Humans are adaptable, but a too easy and comfortable lifestyle has caused modern people to lose their adaptability. We aren’t meant to always be at the same temperature, always eating, always sedentary, or always anything else. Pushing the biological boundareies is a good thing to do on a regular basis. Consider hormesis — small amounts of stress actually increase our health. A similar thing is seen with exposure to bacteria and parasites when younger that can strengthen the immune system for life and alter how our bodies function. Even in seeking health, we moderns often get it wrong. We aren’t meant to continually do the same exercise in the same way over and over. Variety isn’t only the spice of life for it is also the meat of life. If we don’t use it, we lose it. This is why we should alternate how we exercise.

One method designed for this purpose is high-intensity interval training (HIIT) which is alternating between strenuous activity to exhaustion with periods of rest and repeating this multiple times. It forces the rhythm of your heart rate to expand its variability and that is good thing. Continuous exercise at the same pace, such as typical long distance running does the opposite in decreasing this variability. This is what can sometimes cause seemingly health long distance runners, once reaching the finish line, to drop dead from a heart attack.
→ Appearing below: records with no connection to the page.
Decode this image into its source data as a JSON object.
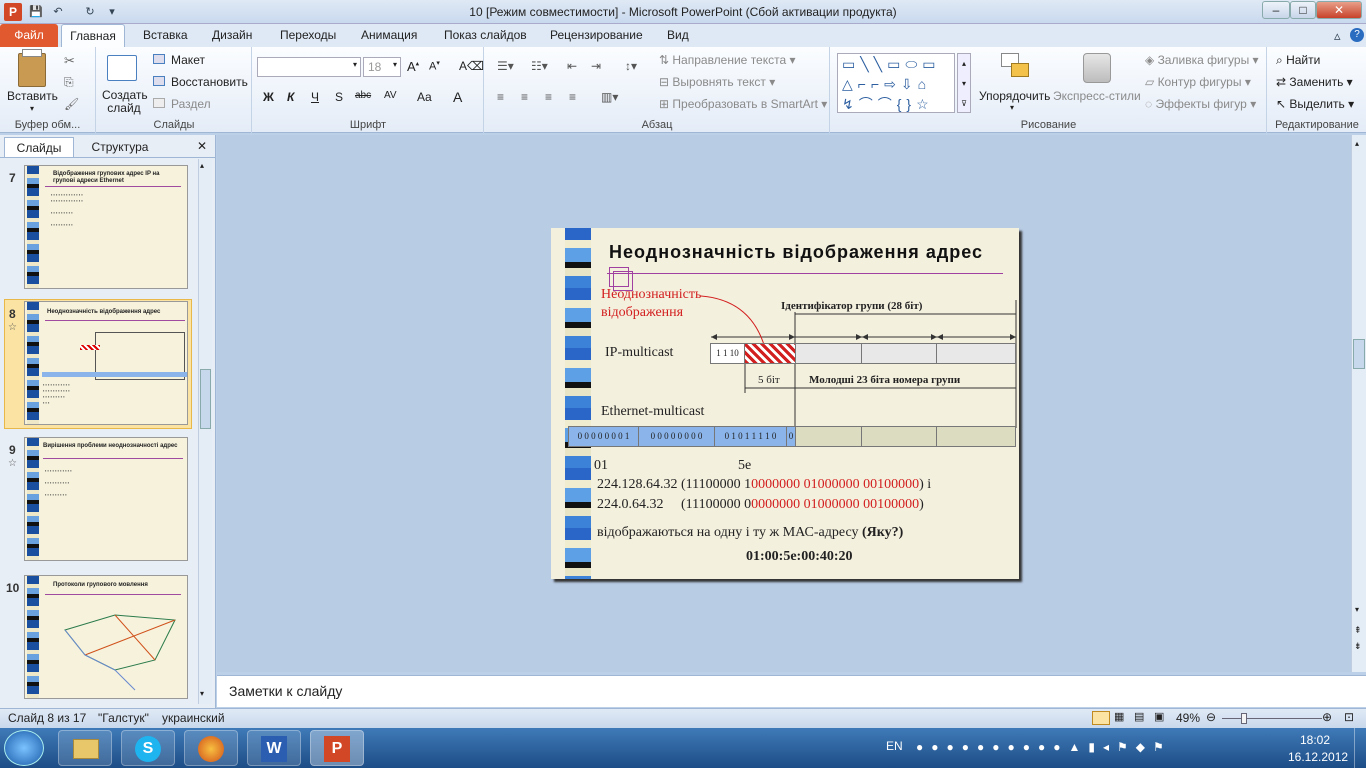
{
  "window": {
    "title": "10 [Режим совместимости]  -  Microsoft PowerPoint (Сбой активации продукта)",
    "min": "–",
    "max": "□",
    "close": "✕"
  },
  "tabs": {
    "file": "Файл",
    "items": [
      "Главная",
      "Вставка",
      "Дизайн",
      "Переходы",
      "Анимация",
      "Показ слайдов",
      "Рецензирование",
      "Вид"
    ]
  },
  "ribbon": {
    "clipboard": {
      "paste": "Вставить",
      "label": "Буфер обм..."
    },
    "slides": {
      "new_slide": "Создать слайд",
      "layout": "Макет",
      "reset": "Восстановить",
      "section": "Раздел",
      "label": "Слайды"
    },
    "font": {
      "size": "18",
      "label": "Шрифт",
      "b": "Ж",
      "i": "К",
      "u": "Ч",
      "s": "S",
      "abc": "abc",
      "av": "AV",
      "aa": "Aa",
      "a": "A"
    },
    "paragraph": {
      "text_dir": "Направление текста",
      "align_text": "Выровнять текст",
      "smartart": "Преобразовать в SmartArt",
      "label": "Абзац"
    },
    "drawing": {
      "arrange": "Упорядочить",
      "styles": "Экспресс-стили",
      "fill": "Заливка фигуры",
      "outline": "Контур фигуры",
      "effects": "Эффекты фигур",
      "label": "Рисование"
    },
    "editing": {
      "find": "Найти",
      "replace": "Заменить",
      "select": "Выделить",
      "label": "Редактирование"
    }
  },
  "pane": {
    "tab_slides": "Слайды",
    "tab_outline": "Структура",
    "close": "✕",
    "thumbs": [
      {
        "num": "7",
        "title": "Відображення групових адрес IP на групові адреси Ethernet"
      },
      {
        "num": "8",
        "title": "Неоднозначність  відображення  адрес"
      },
      {
        "num": "9",
        "title": "Вирішення  проблеми  неоднозначності адрес"
      },
      {
        "num": "10",
        "title": "Протоколи групового мовлення"
      }
    ]
  },
  "slide": {
    "title": "Неоднозначність  відображення  адрес",
    "red_label": "Неоднозначність відображення",
    "group_id": "Ідентифікатор групи (28 біт)",
    "ip_multicast": "IP-multicast",
    "ip_bits": "1 1 10",
    "five_bit": "5 біт",
    "lower23": "Молодші 23 біта номера групи",
    "eth_multicast": "Ethernet-multicast",
    "eth_bits": [
      "0 0 0 0 0 0 0 1",
      "0 0 0 0 0 0 0 0",
      "0 1 0 1 1 1 1 0",
      "0"
    ],
    "hex01": "01",
    "hex5e": "5e",
    "addr1_ip": "224.128.64.32",
    "addr1_bin_a": "(11100000 1",
    "addr1_bin_red": "0000000 01000000 00100000",
    "addr1_bin_b": ") і",
    "addr2_ip": "224.0.64.32",
    "addr2_bin_a": "(11100000 0",
    "addr2_bin_red": "0000000 01000000 00100000",
    "addr2_bin_b": ")",
    "maps_text": "відображаються на одну і  ту ж МАС-адресу ",
    "maps_bold": "(Яку?)",
    "mac": "01:00:5e:00:40:20"
  },
  "notes": {
    "placeholder": "Заметки к слайду"
  },
  "status": {
    "slide": "Слайд 8 из 17",
    "theme": "\"Галстук\"",
    "lang": "украинский",
    "zoom": "49%"
  },
  "taskbar": {
    "lang": "EN",
    "time": "18:02",
    "date": "16.12.2012"
  }
}
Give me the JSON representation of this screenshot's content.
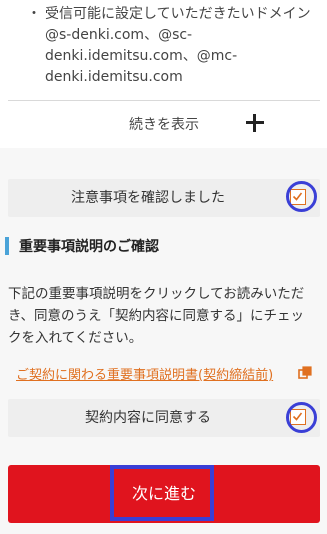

The lack of heart rate variability strains their heart too much in going from running to stopping. But this could be easily prevented by doing some HIIT exercise such as wind sprints, something I did a lot as a kid during soccer practice. Sometimes walk, sometimes jog, and sometimes run as fast as you can. That is what most of us did as children when playing and often we did it barefoot — I recall running on gravel alley barefoot, walking through the woods barefoot, and climbing trees barefoot. Why do we forget such natural behavior as we become mature, respectable adults? Don’t exercise. Just go play outside.

Our loss of connection to our species inheritance has cost us our health. But this loss isn’t an inevitable fate of modern civilization. We should take advantage of what we now know about human physiology. We humans are amazing creatures. There is a reason we have survived and thrived and spread all over the earth in nearly all environments and ecosystems. Even with all the unnatural strain and harm we put ourselves under, we still somehow manage to keep many of our physiological abilities. Imagine what we could accomplish if, rather than being sickly, our society operated with optimal health.

* * *

Persistence hunting
from Wikipedia

Endurance running hypothesis
from Wikipedia

Endurance Running and Persistence Hunting
by David Carrier

Running After Antelope
from This American Life

Running After Antelope
by Scott Carrier

Born to Run
by Christopher McDougall

Why We Run: A Natural History
by Bernd Heinrich

Becoming the Iceman
by Wim Hof

The Way of the Iceman
by Wim Hof

What Doesn’t Kill Us
by Scott Carney

Science Explains How the Iceman Resists Extreme Cold
by Joshua Rapp Learn

Breathe Like The Iceman: How To Use The Wim Hof Method
by Harry J. Stead